# Background

As previously mentioned my fourth year design project (FYDP) involves building an energy storage system (ESS) using repurposed electric vehicle (EV) batteries. After individual battery cells are removed from the large high voltage EV battery, the first step the project is testing the battery cells to see if they are “healthy” and ready to use. This means we have to charge and discharge the cells while monitoring both the voltage and the temperture. We are planning on using a BeagleBone Black (BBB) as our microcontroller (show below), and have to pick sensors to measure voltage and temperature.

# Project Scope

Since we are running lean, our goal is to try and get to stage of safetly changing and discharging the battery autonomously as quickly. This means for our minimal viable product (MVP), we had the following goals:

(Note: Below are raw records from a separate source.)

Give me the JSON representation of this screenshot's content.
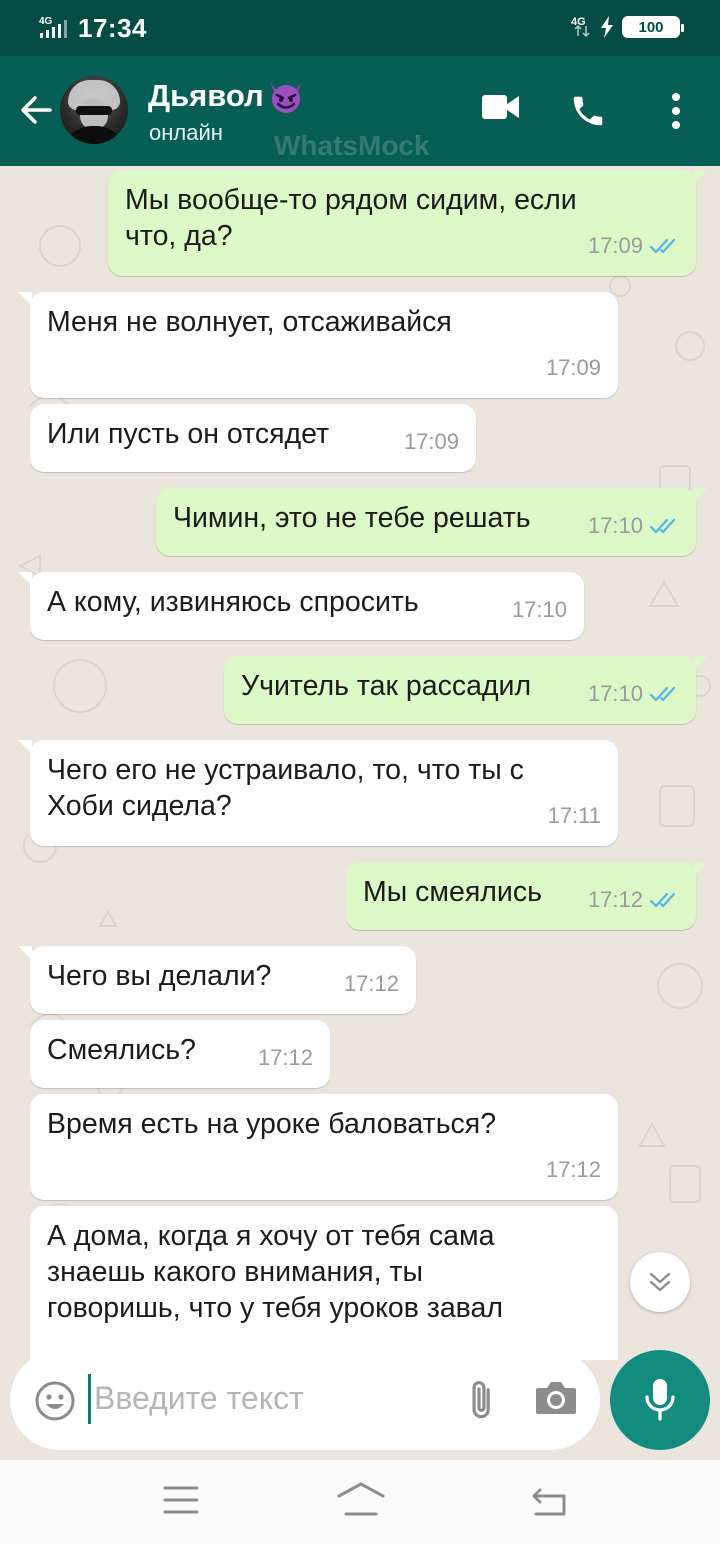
{
  "status_bar": {
    "network_left": "4G",
    "time": "17:34",
    "network_right": "4G",
    "battery": "100"
  },
  "header": {
    "contact_name": "Дьявол",
    "status": "онлайн",
    "watermark": "WhatsMock"
  },
  "messages": [
    {
      "dir": "out",
      "text": "Мы вообще-то рядом сидим, если\nчто, да?",
      "time": "17:09",
      "read": true
    },
    {
      "dir": "in",
      "text": "Меня не волнует, отсаживайся",
      "time": "17:09"
    },
    {
      "dir": "in",
      "text": "Или пусть он отсядет",
      "time": "17:09"
    },
    {
      "dir": "out",
      "text": "Чимин, это не тебе решать",
      "time": "17:10",
      "read": true
    },
    {
      "dir": "in",
      "text": "А кому, извиняюсь спросить",
      "time": "17:10"
    },
    {
      "dir": "out",
      "text": "Учитель так рассадил",
      "time": "17:10",
      "read": true
    },
    {
      "dir": "in",
      "text": "Чего его не устраивало, то, что ты с\nХоби сидела?",
      "time": "17:11"
    },
    {
      "dir": "out",
      "text": "Мы смеялись",
      "time": "17:12",
      "read": true
    },
    {
      "dir": "in",
      "text": "Чего вы делали?",
      "time": "17:12"
    },
    {
      "dir": "in",
      "text": "Смеялись?",
      "time": "17:12"
    },
    {
      "dir": "in",
      "text": "Время есть на уроке баловаться?",
      "time": "17:12"
    },
    {
      "dir": "in",
      "text": "А дома, когда я хочу от тебя сама\nзнаешь какого внимания, ты\nговоришь, что у тебя уроков завал",
      "time": ""
    }
  ],
  "input": {
    "placeholder": "Введите текст"
  },
  "colors": {
    "header": "#075e54",
    "status_bar": "#054d44",
    "outgoing_bubble": "#dcf8c6",
    "incoming_bubble": "#ffffff",
    "chat_background": "#ece5dd",
    "read_ticks": "#4fb6ec",
    "mic_button": "#128c7e"
  },
  "icons": [
    "back-arrow-icon",
    "devil-emoji-icon",
    "video-call-icon",
    "phone-icon",
    "more-vert-icon",
    "double-check-icon",
    "scroll-down-icon",
    "emoji-icon",
    "attach-icon",
    "camera-icon",
    "mic-icon",
    "menu-nav-icon",
    "home-nav-icon",
    "back-nav-icon"
  ]
}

1. Label every battery cell with a unique identifier, and keep log of all tests and data.
2. Be able to autonomously charge the battery. This means be able to stop charging when either the battery reaches 50 degrees C or the voltage accross the battery cell exceed 7.2 V.
3. Constantly measure voltage accross the battery over time
4. Constantly measure the temperature of the battery over time
5. Be able to autonomously discharge the battery by pressenting a simple resistive load

These are a couple of stretch goals: 1. Steam data online 2. Test Multiple Cells 3. Coloumb counting

Let’s start with choosing the sensors and figuring out how to take measurements.

# Instrumentation and Measurement

## Measuring Voltage

Measuring voltage using a BBB is simple: we can simply use the analog input pins on the BBB to measure voltage. The first issue is that according the the BBB documentation, to safetly read analog values, the input voltage to the analog to digital convert (ADC) is limited to 1.8V. This means that the input voltage must be properly limited to ensure the safe operstion. To achieve this, a simple voltage divider can be used (by apply Ohm’s Law $V = I R$).

### Voltage Divider

Based on Ohm’s Law, the circuit above can be simplified to $$V_o= \frac{I R_2}{I ( R_1 + R_2 ) } V_{in}$$, and finally to this form:

$V_o=\frac{R_2}{R_1+R_2}V_{in}$

Now given a desired $$V_o$$ and known $V_{in}$, $$R_1$$ and $$R_2$$ can be solved for. We wanted the ability to read up to 30V (including contingency), and still limit the voltage to the BBB to 1.8 V. Here we use $$V_{in}=30V$$ and $$V_o=1.8V$$. By setting the smaller resistor $$R_2$$ in this case) to $$10k\Omega$$, one can solve $$R_1=160k$$. Note, resistor come in standard resistances, so one must round to ensure the limits are sets correctly. In this example, $$R_1$$ should be rounded up not down. Why? Think about how the voltage devider works.

### How to not drain battery while measuring

The issue with this method is that with a total resistance $R1 + R2 = 180K\Omega$, then the total current drawn $I_{total} ={V_{in}} / R_{total} = 30V / 180k\Omega = 1.66\times10^{-4} A$ While this is a very smal current drawn, slowly by slowly it will be drain the battery. The way to reduce this effect is to increase the resistors, to the $M\Omega$ range, such at that current being drawn will be very low. The issue with this is that there will not be a minimum current which exceeds the leakage current in a pin. In short, the current can not be too small or it will cause measurement issues. But can this be solved? Yes! The trick is to add a small capacitor in parallel with the $R_2$ resistor. This improves the readings of the voltage out, yet enables us maintain a very low current.

## Temperature Sensors

There exist many different types of temperature sensors which function in different ways. The choice of the temperature sensor and implmentation will be talked about in the next blog post!